The names of these moraines, or drifts, reveal their location in Illinois, for many are named for the communities built on them such as Bloomington, Shelbyville, Marseilles, LaMoille, Paw Paw, Mendota, West Chicago, Champaign. Chicago is built on glacier deposits, as are most of the other communities of Illinois.

When glaciers moved across this land, they scraped rock, sand, dirt, and other materials off the ground. They carried these along until they stopped advancing. Then they let go of them as the ice melted.

There are basically two different types of moraines: those formed on the ice itself are called lateral, medial, and ablation; those formed in front and around the edges of the glacier are called terminal, recessional, and ground.
A lateral moraine is a ridge of earth and stone scraped from valley walls or collected from avalanches on top of the ice. Where two lateral moraines meet and join, a medial moraine is formed when the ice melts and deposits its debris. The ablation moraine is a collection of soil and rocks which was frozen in the ice but was dropped to the ground as the ice melted.

A terminal moraine forms when a glacier is melting as rapidly as it is advancing; the rocks and soil freed from the melting ice settle as the water flows away. A recessional moraine is formed when a glacier pauses several times in its retreat, leaving debris in rows. Ground moraines are made of the loose debris spread smoothly over a wide area of land as the glacier advances. Most of Illinois' farmland is composed of ground moraines. The northeastern part of Illinois is largely made up of terminal moraines with some ground moraines in between.

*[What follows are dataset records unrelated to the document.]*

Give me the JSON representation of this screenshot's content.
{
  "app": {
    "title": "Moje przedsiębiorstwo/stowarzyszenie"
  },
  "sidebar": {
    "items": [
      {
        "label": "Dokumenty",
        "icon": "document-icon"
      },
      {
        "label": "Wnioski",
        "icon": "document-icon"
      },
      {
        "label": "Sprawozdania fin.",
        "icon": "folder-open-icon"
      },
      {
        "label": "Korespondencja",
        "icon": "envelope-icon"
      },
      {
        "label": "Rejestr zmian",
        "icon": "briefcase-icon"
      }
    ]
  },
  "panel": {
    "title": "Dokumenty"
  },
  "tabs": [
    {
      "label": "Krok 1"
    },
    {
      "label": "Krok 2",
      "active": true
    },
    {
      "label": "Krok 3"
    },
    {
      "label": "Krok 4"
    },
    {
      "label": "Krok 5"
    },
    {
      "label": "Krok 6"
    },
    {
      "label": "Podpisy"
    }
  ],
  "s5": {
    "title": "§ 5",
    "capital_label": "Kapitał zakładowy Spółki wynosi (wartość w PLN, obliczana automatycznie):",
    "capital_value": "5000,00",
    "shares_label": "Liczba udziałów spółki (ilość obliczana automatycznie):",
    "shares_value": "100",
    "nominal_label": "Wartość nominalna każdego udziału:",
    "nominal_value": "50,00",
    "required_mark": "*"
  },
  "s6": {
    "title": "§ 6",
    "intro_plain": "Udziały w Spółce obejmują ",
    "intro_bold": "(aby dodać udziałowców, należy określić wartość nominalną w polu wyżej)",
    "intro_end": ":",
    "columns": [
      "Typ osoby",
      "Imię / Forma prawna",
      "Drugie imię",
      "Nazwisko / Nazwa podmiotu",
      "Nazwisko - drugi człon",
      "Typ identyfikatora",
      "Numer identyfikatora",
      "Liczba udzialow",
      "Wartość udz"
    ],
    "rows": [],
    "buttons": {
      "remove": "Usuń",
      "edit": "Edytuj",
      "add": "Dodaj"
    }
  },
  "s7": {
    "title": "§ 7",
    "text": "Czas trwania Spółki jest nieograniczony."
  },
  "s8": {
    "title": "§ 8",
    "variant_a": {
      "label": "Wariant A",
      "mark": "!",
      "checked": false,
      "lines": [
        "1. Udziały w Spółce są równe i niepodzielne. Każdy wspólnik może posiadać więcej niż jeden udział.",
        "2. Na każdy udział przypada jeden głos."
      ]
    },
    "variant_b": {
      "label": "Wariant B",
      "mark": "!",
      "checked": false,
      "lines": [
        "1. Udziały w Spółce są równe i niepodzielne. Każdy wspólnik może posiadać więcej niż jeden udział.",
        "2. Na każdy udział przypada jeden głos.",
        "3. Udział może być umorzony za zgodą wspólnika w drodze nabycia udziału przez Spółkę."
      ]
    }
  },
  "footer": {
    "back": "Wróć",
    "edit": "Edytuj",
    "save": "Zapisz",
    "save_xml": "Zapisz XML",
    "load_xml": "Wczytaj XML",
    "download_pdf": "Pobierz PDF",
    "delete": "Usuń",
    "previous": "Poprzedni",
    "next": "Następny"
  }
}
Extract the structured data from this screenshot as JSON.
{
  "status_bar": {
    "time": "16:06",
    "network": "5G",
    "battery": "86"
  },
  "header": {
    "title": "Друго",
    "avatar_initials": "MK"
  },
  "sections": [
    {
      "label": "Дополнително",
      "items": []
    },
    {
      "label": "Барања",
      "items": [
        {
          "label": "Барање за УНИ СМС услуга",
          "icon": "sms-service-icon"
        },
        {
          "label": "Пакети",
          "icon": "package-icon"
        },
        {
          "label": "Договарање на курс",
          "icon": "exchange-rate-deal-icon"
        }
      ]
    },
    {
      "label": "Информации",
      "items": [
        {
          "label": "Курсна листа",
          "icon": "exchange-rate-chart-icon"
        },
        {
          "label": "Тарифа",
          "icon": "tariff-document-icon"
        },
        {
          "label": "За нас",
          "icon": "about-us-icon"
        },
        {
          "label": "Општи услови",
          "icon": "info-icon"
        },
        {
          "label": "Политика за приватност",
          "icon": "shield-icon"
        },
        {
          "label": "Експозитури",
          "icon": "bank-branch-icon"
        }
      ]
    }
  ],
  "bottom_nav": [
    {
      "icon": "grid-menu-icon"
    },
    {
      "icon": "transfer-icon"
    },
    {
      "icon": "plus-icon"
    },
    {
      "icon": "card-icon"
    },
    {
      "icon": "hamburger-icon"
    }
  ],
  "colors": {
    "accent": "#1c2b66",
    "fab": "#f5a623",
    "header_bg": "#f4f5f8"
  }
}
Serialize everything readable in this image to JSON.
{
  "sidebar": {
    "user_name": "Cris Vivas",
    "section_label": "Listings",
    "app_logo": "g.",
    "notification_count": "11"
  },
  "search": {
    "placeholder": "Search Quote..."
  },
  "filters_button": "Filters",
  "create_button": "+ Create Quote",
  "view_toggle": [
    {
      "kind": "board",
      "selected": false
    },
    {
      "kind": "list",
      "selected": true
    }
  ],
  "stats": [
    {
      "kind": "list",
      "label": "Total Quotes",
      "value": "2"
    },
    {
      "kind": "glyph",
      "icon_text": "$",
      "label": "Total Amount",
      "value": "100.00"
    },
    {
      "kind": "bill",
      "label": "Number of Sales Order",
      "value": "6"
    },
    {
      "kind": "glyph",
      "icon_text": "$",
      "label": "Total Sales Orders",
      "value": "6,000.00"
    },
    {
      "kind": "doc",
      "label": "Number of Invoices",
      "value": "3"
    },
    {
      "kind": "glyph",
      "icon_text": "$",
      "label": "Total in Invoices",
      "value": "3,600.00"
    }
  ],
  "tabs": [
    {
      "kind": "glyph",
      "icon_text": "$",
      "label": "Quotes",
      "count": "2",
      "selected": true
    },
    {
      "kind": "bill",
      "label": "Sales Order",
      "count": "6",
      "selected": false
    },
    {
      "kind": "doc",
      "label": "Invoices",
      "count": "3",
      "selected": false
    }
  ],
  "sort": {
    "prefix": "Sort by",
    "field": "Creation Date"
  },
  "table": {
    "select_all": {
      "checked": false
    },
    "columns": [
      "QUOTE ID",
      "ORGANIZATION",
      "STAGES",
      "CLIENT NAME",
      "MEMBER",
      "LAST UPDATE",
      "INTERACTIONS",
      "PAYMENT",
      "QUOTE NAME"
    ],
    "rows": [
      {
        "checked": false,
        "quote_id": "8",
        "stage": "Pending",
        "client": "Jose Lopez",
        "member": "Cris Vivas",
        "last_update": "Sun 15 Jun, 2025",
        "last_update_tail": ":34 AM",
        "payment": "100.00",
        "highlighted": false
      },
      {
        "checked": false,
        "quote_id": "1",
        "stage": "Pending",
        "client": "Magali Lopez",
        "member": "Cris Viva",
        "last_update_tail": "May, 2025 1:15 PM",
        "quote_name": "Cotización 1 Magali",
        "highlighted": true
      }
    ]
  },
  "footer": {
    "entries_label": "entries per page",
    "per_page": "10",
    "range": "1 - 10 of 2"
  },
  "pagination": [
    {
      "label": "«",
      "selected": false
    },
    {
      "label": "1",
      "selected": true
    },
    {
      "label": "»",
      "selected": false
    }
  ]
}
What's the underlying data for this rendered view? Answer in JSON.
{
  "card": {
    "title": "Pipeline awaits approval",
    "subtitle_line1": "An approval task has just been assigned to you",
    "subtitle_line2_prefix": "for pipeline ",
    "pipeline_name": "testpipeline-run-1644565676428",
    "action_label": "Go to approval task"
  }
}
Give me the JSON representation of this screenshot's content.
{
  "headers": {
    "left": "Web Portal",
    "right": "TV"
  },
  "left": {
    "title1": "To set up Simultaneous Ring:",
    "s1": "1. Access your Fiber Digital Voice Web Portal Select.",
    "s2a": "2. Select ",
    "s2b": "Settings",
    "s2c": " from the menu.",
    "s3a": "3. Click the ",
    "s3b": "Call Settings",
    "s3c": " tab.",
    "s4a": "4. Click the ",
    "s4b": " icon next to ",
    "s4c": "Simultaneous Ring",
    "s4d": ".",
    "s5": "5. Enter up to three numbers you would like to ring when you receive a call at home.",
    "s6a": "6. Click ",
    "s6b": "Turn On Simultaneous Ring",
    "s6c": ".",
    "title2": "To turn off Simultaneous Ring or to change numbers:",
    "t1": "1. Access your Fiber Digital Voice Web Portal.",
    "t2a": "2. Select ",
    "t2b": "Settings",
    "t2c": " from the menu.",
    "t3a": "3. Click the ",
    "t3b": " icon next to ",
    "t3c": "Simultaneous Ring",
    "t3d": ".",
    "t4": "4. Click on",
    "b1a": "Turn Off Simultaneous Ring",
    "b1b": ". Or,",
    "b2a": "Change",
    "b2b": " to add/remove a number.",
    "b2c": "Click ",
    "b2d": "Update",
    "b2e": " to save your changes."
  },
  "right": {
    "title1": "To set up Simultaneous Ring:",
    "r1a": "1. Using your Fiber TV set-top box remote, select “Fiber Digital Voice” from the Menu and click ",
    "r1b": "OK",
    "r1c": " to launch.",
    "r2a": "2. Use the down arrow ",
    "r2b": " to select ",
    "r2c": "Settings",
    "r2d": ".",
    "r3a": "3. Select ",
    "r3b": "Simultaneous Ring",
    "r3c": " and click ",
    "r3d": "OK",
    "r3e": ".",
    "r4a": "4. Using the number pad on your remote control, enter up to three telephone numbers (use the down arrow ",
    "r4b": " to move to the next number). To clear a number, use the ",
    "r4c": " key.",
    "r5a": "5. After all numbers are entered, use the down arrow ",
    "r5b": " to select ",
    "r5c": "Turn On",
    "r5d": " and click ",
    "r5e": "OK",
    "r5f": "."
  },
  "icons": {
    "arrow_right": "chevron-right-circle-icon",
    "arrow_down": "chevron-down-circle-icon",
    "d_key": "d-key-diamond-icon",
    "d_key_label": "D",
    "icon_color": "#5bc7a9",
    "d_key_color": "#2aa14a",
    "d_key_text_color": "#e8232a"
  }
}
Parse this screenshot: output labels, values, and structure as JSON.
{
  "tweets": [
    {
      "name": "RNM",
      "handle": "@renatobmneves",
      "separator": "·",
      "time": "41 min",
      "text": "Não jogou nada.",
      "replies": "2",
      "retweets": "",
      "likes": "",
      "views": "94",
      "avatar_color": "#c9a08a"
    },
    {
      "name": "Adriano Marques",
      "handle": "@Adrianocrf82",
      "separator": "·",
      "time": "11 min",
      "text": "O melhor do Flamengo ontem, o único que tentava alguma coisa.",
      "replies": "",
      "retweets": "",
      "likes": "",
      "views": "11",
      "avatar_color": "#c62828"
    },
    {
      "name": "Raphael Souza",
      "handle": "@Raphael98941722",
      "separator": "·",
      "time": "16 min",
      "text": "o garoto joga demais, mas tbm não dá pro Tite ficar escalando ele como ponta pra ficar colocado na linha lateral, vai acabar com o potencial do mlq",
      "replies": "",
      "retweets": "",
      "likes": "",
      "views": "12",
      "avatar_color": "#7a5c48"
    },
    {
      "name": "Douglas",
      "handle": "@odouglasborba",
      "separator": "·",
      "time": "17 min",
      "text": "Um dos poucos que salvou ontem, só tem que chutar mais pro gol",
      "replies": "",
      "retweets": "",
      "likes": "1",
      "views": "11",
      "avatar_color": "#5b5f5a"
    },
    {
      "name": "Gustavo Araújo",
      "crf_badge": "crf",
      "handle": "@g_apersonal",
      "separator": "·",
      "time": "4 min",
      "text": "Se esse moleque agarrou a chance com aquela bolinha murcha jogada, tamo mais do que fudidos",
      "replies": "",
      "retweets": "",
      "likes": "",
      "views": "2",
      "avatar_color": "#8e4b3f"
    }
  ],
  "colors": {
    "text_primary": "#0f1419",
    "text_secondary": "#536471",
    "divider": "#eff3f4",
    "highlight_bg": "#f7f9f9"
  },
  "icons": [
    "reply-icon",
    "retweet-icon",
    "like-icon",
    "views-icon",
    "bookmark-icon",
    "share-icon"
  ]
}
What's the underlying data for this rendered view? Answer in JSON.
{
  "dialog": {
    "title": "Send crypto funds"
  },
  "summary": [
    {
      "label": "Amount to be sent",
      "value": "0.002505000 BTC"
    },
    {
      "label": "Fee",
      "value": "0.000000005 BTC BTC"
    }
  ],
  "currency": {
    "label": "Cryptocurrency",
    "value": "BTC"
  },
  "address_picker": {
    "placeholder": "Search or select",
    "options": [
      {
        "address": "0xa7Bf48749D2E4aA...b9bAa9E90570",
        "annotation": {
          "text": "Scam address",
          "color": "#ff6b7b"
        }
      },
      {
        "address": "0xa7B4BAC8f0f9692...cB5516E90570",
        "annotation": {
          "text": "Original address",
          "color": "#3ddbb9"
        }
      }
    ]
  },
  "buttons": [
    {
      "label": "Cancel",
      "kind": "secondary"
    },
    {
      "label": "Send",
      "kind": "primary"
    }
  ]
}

-[From Allan Carpenter, Illinois: Land of Lincoln, p. 26; Encyclopedia Americana (1967), Vol. 19, p. 437; Illinois State Geological Survey, Geology and Mineral Resources of the Marseilles, Ottawa, and Streator Quadrangles (1942), Bulletin No. 66, p. 142 and Pleistocene Glaciations in Illinois, pp. 2, 4, 5; maps from Illinois State Geological Survey.]